#### Task:
Look through the data below and work out how many lines hold "组织赋能"; state only the number.

START Data listing

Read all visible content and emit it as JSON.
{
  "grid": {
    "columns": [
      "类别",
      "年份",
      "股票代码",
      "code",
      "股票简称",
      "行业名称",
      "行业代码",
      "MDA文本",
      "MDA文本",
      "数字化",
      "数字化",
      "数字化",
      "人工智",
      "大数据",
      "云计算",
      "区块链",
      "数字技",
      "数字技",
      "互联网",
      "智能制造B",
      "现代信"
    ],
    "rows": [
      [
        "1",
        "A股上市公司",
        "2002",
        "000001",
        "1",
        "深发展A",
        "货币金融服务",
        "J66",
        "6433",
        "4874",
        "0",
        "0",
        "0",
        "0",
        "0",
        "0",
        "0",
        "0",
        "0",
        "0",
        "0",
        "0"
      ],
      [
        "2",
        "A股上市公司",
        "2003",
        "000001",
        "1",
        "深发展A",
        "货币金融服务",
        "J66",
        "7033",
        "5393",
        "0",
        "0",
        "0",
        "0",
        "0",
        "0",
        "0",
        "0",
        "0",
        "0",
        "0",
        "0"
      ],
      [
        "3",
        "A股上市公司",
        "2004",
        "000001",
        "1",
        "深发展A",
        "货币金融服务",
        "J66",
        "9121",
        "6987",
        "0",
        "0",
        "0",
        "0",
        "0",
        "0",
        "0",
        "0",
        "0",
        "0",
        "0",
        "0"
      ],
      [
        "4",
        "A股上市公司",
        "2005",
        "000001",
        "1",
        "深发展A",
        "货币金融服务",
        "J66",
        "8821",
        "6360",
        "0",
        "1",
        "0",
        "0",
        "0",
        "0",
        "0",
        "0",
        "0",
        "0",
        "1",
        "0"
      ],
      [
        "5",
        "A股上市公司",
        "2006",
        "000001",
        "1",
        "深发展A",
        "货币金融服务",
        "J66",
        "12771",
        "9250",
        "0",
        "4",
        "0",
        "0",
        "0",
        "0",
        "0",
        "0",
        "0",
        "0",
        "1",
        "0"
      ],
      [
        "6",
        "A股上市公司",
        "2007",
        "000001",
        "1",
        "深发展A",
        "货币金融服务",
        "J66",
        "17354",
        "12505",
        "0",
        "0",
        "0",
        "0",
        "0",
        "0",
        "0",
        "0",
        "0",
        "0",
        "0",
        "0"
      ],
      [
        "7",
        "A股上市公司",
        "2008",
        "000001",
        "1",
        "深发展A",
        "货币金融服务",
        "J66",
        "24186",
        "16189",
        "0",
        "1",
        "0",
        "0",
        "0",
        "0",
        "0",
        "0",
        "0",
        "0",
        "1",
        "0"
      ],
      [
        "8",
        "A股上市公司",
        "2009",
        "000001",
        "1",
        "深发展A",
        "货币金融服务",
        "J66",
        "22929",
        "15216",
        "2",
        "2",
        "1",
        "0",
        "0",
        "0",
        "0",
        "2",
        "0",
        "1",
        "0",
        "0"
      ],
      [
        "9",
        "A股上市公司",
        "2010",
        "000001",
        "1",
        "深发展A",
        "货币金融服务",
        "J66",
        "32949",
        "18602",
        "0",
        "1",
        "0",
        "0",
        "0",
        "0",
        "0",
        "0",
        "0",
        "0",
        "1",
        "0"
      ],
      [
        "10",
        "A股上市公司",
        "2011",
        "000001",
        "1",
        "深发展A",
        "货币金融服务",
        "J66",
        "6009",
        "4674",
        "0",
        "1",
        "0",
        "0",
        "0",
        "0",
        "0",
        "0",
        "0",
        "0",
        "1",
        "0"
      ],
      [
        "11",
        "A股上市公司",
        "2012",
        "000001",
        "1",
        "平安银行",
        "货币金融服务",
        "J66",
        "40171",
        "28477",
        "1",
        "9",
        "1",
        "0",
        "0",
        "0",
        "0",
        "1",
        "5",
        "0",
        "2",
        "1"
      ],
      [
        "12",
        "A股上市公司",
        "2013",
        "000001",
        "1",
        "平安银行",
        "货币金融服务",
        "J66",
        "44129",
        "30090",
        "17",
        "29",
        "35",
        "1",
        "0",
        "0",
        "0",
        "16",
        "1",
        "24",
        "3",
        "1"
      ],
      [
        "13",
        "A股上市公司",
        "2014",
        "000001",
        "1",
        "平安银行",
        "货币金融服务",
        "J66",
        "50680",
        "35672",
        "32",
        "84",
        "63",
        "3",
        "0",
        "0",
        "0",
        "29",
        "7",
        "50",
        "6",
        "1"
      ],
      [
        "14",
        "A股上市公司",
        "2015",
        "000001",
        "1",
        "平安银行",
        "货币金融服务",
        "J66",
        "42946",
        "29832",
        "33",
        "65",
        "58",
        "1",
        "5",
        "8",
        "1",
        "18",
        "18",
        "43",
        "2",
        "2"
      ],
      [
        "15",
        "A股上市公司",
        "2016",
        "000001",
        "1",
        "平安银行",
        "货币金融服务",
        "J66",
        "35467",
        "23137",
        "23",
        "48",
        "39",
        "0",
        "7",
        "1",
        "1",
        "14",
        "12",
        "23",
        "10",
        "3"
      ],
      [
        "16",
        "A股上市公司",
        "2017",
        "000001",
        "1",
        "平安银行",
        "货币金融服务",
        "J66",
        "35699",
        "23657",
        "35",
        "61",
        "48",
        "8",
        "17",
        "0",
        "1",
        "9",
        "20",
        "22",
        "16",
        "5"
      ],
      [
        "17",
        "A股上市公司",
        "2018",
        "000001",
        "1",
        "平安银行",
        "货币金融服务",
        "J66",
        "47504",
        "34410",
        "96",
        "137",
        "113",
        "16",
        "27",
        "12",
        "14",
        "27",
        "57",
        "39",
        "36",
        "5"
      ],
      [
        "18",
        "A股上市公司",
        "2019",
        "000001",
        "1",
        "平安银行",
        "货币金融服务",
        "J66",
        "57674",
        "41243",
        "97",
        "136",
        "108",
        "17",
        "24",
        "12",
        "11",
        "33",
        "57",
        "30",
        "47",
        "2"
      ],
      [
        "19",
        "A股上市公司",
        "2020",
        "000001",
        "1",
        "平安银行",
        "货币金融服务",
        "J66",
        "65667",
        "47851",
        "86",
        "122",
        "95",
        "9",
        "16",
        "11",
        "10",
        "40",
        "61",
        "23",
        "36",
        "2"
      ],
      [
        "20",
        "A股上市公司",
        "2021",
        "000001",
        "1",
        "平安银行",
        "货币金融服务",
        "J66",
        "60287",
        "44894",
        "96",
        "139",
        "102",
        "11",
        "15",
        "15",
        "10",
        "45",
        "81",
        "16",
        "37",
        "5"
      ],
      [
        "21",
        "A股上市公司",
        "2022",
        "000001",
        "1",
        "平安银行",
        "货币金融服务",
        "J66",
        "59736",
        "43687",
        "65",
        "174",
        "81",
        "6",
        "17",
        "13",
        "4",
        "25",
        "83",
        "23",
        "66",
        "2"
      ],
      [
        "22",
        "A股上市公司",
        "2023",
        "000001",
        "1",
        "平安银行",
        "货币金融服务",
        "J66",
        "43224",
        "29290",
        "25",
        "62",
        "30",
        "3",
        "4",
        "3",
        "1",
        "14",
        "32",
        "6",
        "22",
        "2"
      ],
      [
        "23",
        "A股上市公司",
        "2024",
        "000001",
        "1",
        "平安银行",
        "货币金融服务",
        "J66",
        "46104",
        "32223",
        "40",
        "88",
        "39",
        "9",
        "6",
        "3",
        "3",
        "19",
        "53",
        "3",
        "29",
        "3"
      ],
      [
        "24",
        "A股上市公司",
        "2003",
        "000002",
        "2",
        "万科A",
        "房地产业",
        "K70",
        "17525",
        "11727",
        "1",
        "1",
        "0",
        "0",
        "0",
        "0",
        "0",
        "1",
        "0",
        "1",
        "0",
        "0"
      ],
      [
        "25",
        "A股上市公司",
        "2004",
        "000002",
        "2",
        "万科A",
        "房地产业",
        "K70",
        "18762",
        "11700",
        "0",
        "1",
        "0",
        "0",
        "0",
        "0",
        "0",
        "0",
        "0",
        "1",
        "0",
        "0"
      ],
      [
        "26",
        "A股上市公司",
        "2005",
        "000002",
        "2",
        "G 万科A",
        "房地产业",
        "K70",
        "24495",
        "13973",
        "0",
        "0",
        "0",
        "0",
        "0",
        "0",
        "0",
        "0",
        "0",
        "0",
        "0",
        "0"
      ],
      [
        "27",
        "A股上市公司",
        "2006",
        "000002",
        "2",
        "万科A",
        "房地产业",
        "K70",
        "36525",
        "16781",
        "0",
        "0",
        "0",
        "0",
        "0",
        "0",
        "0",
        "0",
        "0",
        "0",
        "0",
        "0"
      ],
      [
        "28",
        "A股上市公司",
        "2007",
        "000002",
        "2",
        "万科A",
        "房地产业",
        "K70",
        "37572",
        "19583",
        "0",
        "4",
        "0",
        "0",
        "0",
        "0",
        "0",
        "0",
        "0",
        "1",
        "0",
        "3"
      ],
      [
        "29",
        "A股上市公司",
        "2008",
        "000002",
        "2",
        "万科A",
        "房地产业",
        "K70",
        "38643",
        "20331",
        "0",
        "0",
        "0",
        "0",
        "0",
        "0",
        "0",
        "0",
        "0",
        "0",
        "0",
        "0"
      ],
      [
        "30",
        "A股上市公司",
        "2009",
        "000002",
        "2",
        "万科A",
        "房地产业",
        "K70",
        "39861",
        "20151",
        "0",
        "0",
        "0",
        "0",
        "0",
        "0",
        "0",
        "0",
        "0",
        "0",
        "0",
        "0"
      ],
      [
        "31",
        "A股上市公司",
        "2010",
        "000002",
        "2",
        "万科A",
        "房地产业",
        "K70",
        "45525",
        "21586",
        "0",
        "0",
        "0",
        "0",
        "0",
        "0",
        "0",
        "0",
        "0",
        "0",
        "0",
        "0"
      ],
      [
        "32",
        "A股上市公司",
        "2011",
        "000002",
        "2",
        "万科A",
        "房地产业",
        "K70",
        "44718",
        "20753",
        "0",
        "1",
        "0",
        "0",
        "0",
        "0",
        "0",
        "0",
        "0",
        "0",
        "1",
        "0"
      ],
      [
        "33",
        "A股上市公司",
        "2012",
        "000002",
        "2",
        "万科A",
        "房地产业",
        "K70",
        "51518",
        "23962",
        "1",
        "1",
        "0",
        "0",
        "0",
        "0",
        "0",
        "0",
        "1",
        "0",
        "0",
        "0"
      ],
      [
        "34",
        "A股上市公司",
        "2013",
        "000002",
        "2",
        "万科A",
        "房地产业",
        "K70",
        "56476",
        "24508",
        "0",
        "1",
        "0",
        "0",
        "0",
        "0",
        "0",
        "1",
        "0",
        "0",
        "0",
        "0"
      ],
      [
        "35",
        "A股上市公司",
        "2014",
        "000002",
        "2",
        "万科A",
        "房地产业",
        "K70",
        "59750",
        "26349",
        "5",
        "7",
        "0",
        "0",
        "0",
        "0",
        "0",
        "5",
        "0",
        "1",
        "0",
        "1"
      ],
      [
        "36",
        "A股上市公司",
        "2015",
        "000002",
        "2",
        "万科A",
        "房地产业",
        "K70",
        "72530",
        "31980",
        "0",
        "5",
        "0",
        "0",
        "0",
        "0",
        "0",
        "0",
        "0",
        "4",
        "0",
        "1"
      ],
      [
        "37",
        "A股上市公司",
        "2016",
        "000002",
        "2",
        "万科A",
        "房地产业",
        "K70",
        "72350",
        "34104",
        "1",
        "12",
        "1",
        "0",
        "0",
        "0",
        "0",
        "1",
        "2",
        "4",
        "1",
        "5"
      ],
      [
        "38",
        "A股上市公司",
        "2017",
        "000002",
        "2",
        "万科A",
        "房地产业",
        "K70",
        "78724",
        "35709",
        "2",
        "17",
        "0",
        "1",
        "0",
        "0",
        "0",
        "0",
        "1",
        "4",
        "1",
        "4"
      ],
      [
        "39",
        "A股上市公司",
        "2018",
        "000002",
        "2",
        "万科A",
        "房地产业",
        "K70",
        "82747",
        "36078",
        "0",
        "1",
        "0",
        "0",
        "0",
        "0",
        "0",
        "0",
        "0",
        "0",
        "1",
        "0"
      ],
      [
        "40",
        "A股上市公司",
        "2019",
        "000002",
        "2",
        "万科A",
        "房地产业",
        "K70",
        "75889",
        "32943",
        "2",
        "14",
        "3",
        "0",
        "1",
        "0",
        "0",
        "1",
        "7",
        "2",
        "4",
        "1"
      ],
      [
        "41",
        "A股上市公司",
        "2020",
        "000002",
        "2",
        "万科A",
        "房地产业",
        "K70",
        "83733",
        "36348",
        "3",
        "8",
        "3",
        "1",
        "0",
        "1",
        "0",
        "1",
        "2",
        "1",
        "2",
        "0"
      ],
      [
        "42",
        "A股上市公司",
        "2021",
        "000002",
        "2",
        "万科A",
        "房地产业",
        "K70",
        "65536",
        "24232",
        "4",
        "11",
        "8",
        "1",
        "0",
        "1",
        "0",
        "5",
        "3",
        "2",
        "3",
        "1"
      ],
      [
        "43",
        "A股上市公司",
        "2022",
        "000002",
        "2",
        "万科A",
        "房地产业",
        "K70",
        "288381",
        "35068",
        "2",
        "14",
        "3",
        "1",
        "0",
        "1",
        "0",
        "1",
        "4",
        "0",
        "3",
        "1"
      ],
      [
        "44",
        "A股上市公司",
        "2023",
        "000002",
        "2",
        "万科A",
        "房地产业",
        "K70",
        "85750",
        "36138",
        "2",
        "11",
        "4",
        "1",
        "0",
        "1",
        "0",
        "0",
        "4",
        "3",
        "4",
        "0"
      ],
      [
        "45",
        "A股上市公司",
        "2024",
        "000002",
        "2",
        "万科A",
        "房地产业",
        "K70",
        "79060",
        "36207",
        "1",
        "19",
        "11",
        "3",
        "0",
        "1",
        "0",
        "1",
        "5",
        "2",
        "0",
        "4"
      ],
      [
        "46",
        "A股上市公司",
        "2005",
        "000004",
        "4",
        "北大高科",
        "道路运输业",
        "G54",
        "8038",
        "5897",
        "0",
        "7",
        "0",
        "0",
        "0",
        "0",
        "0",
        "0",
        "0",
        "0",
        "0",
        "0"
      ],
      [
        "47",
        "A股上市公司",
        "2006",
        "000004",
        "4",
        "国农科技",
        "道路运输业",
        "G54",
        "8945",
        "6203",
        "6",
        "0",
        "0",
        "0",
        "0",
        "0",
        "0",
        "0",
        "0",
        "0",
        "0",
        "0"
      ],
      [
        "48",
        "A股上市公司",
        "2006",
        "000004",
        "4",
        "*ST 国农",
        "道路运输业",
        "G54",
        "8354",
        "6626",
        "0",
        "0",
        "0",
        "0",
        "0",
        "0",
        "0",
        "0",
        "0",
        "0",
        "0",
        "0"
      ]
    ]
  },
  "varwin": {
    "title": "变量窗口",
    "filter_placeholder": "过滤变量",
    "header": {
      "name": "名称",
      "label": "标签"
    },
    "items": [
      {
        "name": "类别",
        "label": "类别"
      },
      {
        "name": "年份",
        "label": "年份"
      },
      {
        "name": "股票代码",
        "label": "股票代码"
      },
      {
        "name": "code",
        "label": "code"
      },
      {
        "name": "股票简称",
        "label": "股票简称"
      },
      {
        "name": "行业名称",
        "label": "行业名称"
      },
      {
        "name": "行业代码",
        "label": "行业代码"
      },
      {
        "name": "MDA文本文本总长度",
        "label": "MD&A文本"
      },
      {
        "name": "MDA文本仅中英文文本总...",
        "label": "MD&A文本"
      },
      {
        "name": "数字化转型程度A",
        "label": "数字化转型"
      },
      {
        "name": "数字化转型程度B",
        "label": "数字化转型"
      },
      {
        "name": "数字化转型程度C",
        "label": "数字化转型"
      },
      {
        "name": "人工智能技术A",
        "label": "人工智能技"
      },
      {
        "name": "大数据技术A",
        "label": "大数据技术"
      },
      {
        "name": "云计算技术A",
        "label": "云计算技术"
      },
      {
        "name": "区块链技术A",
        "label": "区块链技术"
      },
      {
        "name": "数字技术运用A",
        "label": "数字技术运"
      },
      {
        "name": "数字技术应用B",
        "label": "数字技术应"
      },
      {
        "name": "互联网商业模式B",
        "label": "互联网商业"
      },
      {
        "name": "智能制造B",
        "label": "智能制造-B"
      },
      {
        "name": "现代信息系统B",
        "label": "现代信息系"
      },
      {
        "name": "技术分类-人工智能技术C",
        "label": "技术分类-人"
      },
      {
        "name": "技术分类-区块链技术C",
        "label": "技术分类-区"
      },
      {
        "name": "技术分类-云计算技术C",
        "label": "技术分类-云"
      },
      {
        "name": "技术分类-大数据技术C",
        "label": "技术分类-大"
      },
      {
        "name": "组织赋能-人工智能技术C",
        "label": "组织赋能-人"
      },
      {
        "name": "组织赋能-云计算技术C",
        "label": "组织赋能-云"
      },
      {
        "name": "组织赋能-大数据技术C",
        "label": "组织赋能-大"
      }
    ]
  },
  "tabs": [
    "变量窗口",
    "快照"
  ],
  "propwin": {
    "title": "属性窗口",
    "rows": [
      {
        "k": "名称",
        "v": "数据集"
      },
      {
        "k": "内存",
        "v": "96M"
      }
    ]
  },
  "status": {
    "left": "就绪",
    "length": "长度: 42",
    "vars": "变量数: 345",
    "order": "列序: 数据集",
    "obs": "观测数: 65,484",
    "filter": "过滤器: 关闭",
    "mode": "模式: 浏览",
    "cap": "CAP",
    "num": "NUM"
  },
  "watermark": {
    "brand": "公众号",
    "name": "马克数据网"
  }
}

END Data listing

#### Expected answer:
6